We do things because we are told to do things.  Policy dictates how we need to teach and curriculum tells us what we need teach.  These policies and curricula have created an education continuum.  Students must learn X before they can learn Y.  Sir Ken Robinson says 'we have become obsessed with this linear narrative.'  If we believe as Sir Ken Robinson says, that 'life is not linear, it's organic,' then how do we fit that paradigm inside the very linear curriculum of education?

There are so many wonderful resources out there to help put us in the right frame of mind for the pages that follow.  The video and graphic below will no doubt get us started. 
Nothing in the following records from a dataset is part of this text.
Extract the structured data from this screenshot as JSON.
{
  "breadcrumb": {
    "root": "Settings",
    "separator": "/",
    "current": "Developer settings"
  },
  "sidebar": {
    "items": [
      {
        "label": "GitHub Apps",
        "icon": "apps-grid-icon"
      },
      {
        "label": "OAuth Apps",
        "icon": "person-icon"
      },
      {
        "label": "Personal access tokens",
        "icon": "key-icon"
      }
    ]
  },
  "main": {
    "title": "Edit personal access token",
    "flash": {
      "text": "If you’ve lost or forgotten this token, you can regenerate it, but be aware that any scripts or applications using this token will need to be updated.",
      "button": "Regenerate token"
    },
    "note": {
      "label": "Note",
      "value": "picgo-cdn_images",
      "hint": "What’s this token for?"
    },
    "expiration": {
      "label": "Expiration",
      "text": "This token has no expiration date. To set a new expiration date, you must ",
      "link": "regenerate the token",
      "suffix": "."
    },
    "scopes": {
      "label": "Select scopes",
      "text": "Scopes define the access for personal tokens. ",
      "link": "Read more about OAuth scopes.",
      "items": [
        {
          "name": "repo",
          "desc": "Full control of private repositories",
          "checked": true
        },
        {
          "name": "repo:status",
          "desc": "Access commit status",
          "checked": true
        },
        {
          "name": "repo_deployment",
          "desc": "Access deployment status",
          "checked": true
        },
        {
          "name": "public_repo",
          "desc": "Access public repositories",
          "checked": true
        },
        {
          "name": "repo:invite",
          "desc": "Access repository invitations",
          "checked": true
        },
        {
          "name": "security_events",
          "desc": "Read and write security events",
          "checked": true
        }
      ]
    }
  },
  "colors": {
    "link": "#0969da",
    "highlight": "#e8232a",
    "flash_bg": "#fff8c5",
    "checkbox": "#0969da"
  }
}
I developed 'The Web of Rights' under the guidance of 29 Full Day Kindergarten students.  From it we manage our actions.  Every action that we make can be placed on 'The Web of Rights.'  Here's a brief description of how it works.

Let's Warm up

Understanding that the web cannot be broken helps us reflect on our past actions and dictates our future ones.  The rock throwing example in the video demonstrates how children have the right to play however they want, so long as it doesn't infringe on the rights of others.  When it is determined that Steven's right to safety would be compromised if rocks were thrown at him, the child that wants to throw rocks needs to manipulate his/her play as to honour Steven's right to safety. Remembering that everything is connected and that we must honour our rights and the rights of others are the key takeaways from 'The Web of Rights.'  If you sat down with your students and asked them 'what do you think you deserve? What would they say?  How different would your class' web of rights look from this one?

The Web of Rights

 

All images not sited taken from Creative Commons

Proudly created by Cameron McCuaig